For this exercise, print the records below verbatim.

Website and app data records
__________
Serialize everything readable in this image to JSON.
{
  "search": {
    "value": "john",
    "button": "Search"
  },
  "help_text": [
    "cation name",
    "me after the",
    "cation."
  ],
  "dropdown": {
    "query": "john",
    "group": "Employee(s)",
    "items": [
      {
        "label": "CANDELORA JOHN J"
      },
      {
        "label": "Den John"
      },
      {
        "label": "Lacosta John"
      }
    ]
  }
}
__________
Answer to the problem:
Serialize everything readable in this image to JSON.
{
  "search": {
    "value": "john",
    "button": "Search"
  },
  "help_text": [
    "cation name",
    "me after the",
    "cation."
  ],
  "dropdown": {
    "query": "john",
    "group": "Employee(s)",
    "items": [
      {
        "label": "CANDELORA JOHN J"
      },
      {
        "label": "Den John"
      },
      {
        "label": "Lacosta John"
      }
    ]
  }
}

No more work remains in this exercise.